## Available records
▶
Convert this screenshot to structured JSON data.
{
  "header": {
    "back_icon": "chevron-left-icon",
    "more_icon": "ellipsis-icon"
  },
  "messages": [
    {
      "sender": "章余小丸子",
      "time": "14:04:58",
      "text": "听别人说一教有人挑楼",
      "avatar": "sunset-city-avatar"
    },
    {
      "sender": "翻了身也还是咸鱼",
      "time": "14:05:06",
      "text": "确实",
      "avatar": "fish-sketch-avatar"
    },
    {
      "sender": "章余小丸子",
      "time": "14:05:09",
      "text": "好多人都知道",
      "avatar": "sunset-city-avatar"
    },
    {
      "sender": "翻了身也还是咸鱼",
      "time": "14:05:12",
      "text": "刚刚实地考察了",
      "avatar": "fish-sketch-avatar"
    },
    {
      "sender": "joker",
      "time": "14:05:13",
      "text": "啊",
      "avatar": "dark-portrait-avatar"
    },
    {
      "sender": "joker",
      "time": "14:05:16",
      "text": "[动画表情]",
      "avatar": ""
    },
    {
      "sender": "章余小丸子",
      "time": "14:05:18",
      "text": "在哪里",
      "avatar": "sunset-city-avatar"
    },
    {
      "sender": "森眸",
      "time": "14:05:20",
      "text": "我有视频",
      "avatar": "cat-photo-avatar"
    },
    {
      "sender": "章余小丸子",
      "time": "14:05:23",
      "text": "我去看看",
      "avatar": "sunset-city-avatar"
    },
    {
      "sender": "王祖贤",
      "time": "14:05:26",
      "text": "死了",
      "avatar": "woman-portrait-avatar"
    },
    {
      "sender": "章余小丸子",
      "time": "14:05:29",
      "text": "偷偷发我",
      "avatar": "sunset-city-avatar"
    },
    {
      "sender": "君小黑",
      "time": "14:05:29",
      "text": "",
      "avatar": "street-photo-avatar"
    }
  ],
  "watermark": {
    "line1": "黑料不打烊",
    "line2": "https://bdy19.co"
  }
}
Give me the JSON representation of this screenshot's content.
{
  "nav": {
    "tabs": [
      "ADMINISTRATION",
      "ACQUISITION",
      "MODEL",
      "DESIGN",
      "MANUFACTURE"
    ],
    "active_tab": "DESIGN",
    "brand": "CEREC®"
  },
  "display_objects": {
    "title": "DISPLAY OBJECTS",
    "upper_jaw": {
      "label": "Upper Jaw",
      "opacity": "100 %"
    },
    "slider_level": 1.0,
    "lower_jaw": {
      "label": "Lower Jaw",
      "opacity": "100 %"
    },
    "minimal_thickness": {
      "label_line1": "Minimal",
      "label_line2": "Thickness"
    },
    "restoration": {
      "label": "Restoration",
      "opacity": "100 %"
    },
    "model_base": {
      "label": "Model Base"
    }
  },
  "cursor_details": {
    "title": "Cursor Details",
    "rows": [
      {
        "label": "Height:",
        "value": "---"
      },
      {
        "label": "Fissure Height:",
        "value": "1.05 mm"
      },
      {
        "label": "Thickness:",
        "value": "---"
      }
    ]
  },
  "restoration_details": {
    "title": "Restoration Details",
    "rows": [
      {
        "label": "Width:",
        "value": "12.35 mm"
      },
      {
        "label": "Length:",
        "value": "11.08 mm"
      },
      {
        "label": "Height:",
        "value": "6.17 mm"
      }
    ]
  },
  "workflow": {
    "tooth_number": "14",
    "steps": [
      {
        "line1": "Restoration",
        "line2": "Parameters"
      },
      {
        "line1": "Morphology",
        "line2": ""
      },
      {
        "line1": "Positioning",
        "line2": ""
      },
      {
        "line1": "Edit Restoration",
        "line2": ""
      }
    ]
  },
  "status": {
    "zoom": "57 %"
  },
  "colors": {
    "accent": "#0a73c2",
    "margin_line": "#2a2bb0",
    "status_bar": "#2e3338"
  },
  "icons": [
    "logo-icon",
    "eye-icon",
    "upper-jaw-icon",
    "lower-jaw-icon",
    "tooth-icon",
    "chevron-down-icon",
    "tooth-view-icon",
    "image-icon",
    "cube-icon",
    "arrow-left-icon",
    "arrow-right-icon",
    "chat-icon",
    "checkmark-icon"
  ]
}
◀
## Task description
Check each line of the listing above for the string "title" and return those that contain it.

## Answer for this exercise
    "title": "DISPLAY OBJECTS",
    "title": "Cursor Details",
    "title": "Restoration Details",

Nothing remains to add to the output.